As stated earlier, Bolsonaro’s far-right, anti-China image goes in India’s favour. Beijing has been trying to extend its influence in the Latin American region especially in Brazil, but Bolsonaro’s victory had come as a huge setback to the Dragon’s ambitions.
Bolsonaro’s anti-China stand is no secret and was at display even during his Presidential campaign in 2018 when he portrayed China as a predator looking to dominate key sectors of the Brazilian economy. Hitting out at China, he had said, “The Chinese are not buying in Brazil. They are buying Brazil.”
After coming into power, Bolsonaro has adopted a more conciliatory tone since coming to power. China, meanwhile, remains deeply interested in Latin America and Brazil is still the largest trading partner of China. However, India would still be looking to leverage Bolsonaro’s perceived anti-China stance.
India cannot afford to ignore Latin America, especially in the context of US-China trade tensions. Amid the ongoing trade war with the US, China has been looking to boost trade relations with the Latin American countries. In July last year, the Chinese Foreign Minister Wang Yi had visited Brazil and other Latin American countries.
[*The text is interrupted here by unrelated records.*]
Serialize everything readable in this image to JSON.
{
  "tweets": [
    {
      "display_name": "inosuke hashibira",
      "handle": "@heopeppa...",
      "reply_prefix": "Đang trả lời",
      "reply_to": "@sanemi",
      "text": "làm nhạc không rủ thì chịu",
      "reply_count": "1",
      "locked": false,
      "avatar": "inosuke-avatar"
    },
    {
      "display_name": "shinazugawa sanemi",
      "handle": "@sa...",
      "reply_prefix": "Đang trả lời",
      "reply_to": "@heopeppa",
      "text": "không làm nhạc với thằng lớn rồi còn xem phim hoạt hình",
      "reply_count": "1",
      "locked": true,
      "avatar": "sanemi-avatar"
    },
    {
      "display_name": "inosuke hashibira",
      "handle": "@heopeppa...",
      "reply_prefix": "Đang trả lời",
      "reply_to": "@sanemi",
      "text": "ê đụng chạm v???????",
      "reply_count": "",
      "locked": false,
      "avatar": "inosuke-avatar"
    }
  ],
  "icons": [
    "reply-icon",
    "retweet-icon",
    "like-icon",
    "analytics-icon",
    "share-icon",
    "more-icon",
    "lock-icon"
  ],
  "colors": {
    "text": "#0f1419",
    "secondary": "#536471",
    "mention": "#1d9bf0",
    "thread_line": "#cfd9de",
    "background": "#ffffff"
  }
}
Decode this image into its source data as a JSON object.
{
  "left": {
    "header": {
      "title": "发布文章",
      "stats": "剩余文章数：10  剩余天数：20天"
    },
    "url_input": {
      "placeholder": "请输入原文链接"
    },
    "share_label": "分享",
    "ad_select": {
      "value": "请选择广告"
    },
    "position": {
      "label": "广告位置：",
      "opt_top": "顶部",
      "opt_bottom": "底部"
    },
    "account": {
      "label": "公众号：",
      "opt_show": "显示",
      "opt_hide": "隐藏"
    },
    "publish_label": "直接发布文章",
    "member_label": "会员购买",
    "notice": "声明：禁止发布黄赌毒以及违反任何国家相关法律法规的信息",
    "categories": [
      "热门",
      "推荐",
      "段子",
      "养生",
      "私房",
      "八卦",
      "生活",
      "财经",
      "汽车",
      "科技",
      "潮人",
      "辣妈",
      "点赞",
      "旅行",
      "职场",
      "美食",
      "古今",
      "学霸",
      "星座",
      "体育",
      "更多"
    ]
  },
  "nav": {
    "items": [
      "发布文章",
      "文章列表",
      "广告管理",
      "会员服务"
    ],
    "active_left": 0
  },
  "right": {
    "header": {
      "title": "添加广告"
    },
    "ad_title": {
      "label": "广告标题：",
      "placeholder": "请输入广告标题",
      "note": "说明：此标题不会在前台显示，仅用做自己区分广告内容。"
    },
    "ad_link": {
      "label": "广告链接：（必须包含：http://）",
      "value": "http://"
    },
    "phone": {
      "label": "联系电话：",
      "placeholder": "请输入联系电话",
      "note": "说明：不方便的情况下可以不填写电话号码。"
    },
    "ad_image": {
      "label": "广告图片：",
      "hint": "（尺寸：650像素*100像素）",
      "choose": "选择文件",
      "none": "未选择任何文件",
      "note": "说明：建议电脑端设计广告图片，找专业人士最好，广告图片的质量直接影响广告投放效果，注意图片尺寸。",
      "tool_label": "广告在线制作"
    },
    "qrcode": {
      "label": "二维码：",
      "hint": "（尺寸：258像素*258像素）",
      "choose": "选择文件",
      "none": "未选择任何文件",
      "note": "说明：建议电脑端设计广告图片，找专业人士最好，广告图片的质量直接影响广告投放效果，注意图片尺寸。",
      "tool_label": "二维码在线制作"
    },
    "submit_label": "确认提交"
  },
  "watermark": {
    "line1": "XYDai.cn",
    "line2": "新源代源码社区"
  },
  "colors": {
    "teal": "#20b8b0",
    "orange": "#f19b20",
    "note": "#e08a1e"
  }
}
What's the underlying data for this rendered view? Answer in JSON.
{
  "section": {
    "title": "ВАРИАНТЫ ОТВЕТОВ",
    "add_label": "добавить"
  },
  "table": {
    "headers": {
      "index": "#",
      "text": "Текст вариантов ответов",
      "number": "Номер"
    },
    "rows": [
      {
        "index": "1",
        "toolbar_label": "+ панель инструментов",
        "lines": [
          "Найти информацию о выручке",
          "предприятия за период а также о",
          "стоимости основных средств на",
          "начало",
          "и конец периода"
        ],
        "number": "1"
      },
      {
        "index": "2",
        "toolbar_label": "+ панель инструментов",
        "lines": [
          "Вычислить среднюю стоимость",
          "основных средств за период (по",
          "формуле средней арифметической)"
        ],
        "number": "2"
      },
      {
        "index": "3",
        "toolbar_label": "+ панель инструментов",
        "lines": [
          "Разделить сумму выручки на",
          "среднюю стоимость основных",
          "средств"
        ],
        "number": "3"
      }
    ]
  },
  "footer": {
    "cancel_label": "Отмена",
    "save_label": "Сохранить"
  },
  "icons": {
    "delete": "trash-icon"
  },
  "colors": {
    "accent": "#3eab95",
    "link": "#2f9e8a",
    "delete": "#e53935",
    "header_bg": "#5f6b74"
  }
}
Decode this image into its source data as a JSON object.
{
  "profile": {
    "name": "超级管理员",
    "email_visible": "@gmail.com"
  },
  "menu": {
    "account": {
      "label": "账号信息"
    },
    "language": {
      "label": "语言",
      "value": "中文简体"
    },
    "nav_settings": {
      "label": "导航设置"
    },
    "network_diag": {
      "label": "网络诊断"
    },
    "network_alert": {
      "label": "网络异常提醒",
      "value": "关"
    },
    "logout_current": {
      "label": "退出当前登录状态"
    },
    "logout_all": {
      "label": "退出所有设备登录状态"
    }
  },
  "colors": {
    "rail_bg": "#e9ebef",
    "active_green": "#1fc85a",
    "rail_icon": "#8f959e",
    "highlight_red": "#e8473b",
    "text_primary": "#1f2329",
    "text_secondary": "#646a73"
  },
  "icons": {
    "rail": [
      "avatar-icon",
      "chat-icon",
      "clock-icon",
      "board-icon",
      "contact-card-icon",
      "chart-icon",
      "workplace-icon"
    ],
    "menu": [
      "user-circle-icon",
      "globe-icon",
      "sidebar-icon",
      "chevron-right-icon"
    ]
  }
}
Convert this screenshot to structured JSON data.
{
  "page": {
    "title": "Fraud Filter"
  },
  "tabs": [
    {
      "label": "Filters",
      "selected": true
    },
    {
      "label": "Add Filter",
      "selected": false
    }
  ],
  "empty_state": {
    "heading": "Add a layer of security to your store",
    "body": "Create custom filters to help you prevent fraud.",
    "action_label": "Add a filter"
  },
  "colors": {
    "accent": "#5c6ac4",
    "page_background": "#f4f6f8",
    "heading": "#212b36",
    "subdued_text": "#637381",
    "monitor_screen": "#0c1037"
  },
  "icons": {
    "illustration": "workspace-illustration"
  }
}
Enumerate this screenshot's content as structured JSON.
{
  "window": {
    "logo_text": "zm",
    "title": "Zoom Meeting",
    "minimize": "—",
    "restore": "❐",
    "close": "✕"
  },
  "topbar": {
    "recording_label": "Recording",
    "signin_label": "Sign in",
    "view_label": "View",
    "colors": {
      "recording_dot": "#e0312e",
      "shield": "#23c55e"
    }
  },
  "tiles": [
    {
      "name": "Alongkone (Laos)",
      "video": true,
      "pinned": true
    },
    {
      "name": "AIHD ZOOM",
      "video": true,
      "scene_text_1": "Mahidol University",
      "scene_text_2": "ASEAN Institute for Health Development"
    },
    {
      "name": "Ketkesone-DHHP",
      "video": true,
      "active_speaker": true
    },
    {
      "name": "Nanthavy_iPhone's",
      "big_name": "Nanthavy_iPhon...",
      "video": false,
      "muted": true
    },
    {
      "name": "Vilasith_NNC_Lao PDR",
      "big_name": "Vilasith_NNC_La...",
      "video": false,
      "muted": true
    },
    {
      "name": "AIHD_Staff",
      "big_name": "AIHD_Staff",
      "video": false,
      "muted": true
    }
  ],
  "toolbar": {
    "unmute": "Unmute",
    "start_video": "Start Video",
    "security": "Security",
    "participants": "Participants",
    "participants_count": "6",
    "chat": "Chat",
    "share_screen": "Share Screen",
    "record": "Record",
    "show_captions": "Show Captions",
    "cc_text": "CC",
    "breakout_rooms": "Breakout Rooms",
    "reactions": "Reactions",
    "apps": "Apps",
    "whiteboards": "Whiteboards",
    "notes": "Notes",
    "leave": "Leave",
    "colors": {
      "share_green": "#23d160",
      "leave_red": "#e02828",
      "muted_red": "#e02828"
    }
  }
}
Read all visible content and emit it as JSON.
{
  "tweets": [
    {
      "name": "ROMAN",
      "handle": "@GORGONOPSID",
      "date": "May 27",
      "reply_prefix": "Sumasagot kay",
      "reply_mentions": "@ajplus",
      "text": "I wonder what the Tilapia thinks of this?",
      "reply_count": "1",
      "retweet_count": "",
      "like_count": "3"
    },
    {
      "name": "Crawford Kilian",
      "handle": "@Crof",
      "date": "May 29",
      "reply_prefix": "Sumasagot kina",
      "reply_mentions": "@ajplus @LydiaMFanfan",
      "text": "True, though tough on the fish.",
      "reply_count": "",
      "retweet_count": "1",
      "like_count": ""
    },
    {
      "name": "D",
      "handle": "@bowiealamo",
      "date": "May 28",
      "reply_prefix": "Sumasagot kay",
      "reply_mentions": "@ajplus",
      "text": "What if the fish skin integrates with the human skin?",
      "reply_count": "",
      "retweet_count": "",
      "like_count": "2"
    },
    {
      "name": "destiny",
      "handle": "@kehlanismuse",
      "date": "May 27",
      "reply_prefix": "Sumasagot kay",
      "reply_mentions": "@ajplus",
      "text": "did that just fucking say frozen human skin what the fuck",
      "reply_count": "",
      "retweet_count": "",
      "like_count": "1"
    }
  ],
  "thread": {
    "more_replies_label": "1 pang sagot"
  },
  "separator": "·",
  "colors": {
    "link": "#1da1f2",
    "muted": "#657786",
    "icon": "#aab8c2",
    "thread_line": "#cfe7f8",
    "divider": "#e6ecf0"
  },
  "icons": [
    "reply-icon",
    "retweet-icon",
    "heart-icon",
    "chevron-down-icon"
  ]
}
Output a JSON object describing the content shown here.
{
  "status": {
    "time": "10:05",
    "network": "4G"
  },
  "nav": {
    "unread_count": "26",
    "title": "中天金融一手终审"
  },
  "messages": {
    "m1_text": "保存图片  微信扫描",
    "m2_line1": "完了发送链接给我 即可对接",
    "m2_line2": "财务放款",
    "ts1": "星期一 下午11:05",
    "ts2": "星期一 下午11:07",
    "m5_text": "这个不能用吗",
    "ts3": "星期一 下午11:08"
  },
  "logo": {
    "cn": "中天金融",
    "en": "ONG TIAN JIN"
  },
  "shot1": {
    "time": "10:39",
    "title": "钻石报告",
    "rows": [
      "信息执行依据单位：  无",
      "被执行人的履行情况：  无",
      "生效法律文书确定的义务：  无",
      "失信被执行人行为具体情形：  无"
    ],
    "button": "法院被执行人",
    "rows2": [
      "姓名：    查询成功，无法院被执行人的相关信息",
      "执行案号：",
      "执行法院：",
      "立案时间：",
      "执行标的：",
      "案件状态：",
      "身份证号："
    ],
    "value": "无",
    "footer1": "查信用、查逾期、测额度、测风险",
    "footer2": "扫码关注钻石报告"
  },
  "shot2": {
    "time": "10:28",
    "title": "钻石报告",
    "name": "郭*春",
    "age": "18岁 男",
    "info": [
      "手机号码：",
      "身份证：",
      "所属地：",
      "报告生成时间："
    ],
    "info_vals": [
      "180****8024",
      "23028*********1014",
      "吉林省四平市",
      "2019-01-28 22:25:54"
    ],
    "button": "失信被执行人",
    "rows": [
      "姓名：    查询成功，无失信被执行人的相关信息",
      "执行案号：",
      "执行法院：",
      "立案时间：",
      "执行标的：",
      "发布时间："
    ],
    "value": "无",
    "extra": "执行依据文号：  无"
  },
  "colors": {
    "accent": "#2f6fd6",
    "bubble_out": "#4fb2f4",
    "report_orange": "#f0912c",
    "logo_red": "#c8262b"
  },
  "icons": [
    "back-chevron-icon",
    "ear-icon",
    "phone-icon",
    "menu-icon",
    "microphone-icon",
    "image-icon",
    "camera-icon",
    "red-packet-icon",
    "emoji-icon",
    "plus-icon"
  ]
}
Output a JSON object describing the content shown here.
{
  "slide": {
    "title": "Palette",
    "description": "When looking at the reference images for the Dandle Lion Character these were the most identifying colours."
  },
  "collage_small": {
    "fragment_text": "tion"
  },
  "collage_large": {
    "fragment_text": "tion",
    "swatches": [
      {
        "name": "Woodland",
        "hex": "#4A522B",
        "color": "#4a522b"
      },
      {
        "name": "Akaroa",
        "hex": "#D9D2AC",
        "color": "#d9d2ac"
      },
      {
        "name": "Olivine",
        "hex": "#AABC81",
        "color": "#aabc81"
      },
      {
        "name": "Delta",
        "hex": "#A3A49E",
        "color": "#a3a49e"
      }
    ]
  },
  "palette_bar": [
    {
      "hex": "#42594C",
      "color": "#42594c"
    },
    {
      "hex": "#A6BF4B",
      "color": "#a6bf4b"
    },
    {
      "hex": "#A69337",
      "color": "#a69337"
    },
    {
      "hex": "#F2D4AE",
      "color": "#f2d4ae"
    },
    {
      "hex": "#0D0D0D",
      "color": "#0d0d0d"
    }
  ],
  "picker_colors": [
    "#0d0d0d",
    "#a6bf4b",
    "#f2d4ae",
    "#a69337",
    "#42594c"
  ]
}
In the backdrop of the US-China trade war, Latin America has thus come to occupy renewed significance.
Brazil is the biggest power Bloc in the region, and if India wants to counter China’s attempts to expand its investments in the region, closer ties and co-operation with Brazil is a must. Bolsonaro might have adopted a conciliatory tone, but New Delhi won’t find a better and more ideologically aligned Brazilian President to deal with.
Bolsonaro is extremely popular in Brazil and despite the Amazon fires and the disapproval of indigenous people for him, he continues to be popular as he is goth oriented and is determined to get the Brazilian economy back on track.
PM Modi has thus made a very good move by inviting Jair Bolsonaro as the Republic Day Chief Guest. While the most immediate consequence would be to bolster Indo-Brazilian ties, it also clearly tantamounts to New Delhi exploring Latin America, a region that India has never ventured into considerably.